WHAT THE TASK ASKS ▸
Report how many lines below contain the word "title". Write only that number.

STUDY MATERIAL ▸
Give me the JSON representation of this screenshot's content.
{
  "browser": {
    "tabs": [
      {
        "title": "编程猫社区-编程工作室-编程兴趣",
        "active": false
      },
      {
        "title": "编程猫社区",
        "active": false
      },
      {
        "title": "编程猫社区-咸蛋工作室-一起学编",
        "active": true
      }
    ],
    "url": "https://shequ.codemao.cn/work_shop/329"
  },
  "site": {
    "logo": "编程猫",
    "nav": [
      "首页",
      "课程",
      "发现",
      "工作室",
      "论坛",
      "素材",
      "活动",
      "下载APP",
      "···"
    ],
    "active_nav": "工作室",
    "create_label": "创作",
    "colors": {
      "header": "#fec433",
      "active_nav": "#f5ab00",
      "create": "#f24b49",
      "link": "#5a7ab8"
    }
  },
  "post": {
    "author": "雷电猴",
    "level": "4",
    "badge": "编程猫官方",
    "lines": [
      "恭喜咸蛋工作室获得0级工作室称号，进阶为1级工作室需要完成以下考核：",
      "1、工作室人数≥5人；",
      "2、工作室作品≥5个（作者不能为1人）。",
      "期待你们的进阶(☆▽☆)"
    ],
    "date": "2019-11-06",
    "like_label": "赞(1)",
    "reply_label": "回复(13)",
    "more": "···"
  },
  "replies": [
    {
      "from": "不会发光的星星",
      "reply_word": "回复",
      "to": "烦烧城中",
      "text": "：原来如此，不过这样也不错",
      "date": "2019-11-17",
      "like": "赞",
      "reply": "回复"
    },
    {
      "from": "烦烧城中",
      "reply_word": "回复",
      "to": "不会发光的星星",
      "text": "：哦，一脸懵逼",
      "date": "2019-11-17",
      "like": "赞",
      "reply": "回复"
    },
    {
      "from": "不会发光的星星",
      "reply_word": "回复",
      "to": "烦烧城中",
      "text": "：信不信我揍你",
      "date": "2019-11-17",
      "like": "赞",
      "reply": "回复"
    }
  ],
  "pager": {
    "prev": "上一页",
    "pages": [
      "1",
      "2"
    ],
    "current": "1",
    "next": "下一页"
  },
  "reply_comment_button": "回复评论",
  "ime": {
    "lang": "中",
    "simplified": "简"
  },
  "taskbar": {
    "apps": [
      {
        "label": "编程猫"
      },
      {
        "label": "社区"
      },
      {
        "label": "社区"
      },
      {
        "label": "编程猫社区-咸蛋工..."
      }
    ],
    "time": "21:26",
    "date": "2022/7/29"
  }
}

EXERCISE SOLUTION ▸
3